Source records ▸
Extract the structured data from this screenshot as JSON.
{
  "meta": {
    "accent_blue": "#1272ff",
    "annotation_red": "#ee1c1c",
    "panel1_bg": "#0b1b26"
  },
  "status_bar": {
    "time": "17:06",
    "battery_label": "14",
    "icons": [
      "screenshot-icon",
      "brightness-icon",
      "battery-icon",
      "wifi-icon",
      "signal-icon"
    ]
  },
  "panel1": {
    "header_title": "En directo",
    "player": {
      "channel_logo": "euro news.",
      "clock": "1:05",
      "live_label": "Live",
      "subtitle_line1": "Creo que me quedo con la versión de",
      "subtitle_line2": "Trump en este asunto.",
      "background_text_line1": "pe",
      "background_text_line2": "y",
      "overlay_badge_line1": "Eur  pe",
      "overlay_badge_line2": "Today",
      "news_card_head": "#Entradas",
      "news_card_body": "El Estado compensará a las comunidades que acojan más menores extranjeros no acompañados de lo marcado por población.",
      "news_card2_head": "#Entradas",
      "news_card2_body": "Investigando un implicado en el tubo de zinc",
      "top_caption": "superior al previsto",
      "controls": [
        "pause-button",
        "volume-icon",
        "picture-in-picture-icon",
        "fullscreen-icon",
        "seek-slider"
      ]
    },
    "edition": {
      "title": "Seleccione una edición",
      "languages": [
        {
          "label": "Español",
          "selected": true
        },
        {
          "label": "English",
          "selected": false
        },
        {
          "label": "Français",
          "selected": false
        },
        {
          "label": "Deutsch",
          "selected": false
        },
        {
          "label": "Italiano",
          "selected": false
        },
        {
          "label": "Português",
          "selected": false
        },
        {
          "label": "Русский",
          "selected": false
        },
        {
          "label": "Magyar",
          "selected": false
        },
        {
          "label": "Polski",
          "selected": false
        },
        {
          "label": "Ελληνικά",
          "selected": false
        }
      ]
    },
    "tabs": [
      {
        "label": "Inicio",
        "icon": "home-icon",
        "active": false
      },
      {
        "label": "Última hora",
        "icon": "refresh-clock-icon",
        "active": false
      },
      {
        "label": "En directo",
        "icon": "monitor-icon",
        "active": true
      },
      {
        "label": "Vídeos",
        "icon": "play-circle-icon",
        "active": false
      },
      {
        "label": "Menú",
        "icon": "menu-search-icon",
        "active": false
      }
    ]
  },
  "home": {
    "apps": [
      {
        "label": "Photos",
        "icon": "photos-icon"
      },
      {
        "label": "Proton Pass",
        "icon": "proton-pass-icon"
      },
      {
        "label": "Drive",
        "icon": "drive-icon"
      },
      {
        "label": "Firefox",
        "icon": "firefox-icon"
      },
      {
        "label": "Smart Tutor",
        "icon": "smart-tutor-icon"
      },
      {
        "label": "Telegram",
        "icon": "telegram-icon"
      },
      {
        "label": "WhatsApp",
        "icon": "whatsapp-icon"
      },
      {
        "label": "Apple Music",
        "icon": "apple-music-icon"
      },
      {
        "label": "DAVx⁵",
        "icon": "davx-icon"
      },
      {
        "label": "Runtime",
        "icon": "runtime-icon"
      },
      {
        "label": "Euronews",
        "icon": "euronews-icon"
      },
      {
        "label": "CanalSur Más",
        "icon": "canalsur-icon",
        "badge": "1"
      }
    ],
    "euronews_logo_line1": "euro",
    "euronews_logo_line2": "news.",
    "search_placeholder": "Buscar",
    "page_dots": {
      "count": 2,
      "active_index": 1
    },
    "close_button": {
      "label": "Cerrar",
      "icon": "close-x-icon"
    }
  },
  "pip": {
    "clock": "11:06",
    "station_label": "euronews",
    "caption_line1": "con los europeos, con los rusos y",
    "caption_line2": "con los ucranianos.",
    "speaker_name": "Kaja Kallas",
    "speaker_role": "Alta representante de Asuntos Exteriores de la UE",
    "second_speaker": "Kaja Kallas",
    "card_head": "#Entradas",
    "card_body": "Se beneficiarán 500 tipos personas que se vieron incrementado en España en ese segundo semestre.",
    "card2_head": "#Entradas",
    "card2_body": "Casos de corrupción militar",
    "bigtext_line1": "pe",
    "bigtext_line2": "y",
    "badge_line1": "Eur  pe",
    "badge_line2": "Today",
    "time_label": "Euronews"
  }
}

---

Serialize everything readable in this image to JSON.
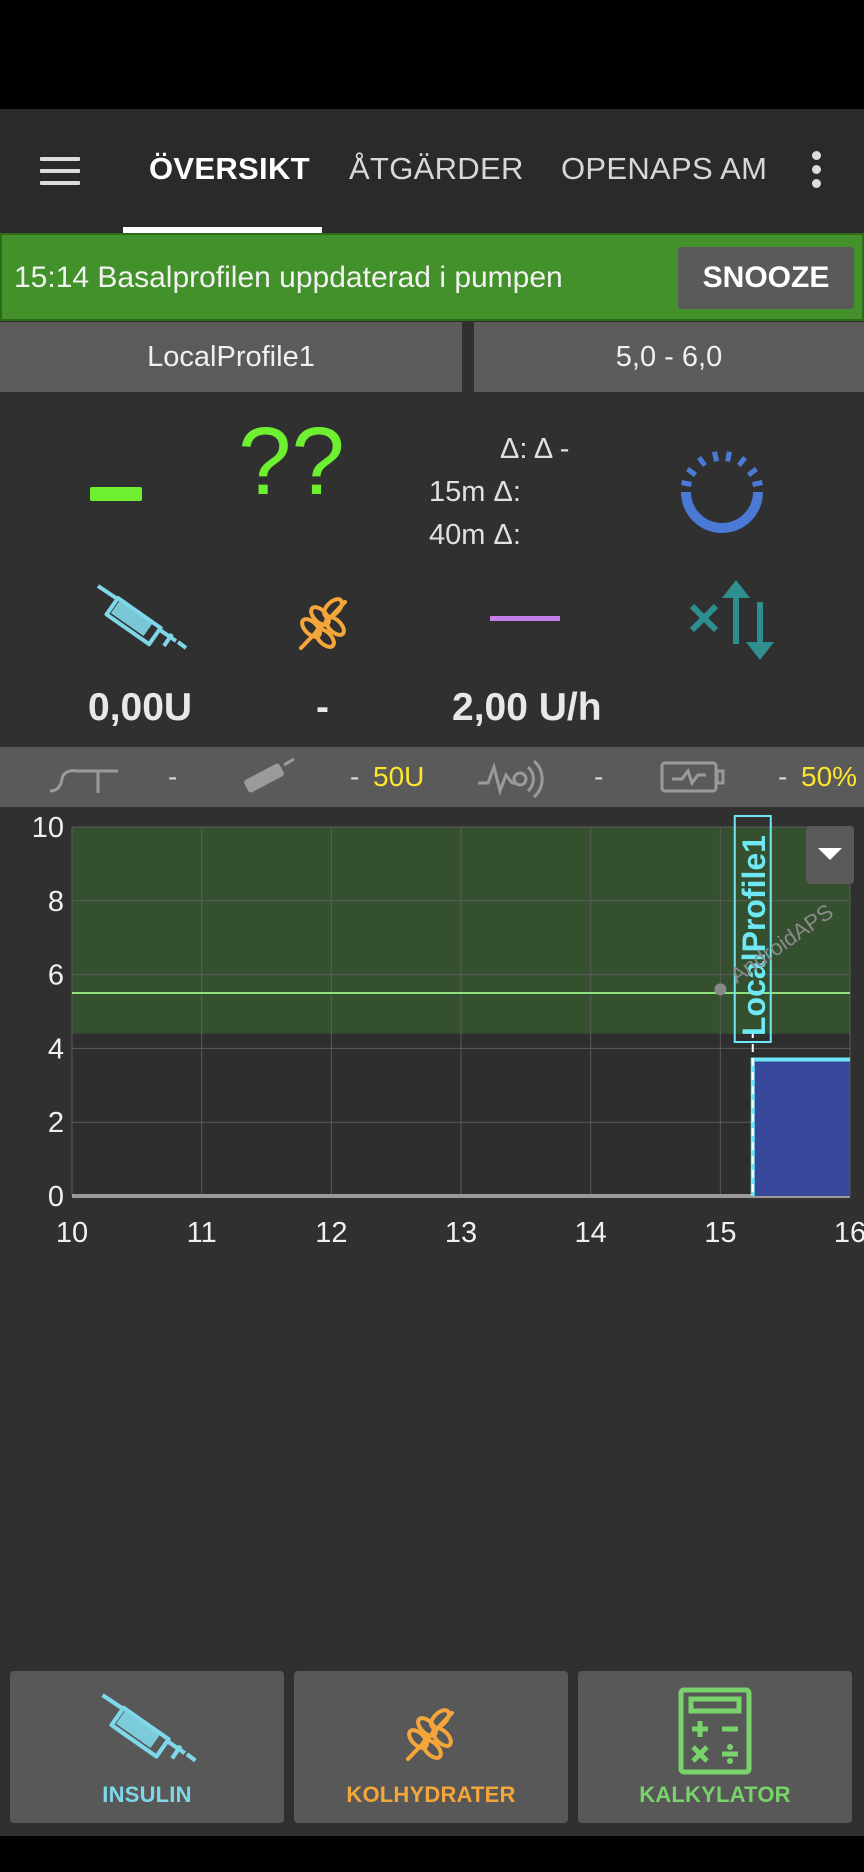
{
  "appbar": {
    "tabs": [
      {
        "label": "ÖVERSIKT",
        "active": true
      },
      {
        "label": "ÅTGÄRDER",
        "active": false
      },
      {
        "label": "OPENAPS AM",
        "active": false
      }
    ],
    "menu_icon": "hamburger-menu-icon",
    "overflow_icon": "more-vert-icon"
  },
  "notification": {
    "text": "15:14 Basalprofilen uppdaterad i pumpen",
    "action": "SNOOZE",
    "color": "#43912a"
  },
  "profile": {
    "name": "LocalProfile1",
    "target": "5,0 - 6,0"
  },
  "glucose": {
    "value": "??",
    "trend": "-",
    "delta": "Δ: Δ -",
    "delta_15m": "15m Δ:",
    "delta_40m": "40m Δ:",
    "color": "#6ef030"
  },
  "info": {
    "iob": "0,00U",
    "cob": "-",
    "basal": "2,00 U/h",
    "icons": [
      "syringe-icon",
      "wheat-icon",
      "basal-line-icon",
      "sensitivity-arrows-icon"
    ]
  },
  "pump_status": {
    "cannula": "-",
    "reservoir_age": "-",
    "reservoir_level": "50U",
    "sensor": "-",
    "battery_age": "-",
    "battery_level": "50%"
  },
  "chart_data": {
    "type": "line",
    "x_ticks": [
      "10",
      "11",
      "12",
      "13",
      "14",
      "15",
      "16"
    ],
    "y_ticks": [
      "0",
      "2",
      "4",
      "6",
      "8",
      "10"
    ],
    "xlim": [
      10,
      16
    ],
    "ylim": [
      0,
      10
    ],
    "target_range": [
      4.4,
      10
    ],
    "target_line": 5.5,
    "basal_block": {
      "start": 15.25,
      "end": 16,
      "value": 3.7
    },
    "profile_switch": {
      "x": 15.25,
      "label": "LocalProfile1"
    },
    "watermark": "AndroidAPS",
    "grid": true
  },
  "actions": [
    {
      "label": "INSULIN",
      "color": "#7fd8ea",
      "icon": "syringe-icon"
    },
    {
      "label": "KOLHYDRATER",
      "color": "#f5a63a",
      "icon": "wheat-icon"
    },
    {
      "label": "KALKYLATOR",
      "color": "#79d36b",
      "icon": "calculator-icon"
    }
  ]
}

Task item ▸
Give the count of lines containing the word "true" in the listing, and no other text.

Answer to this problem ▸
4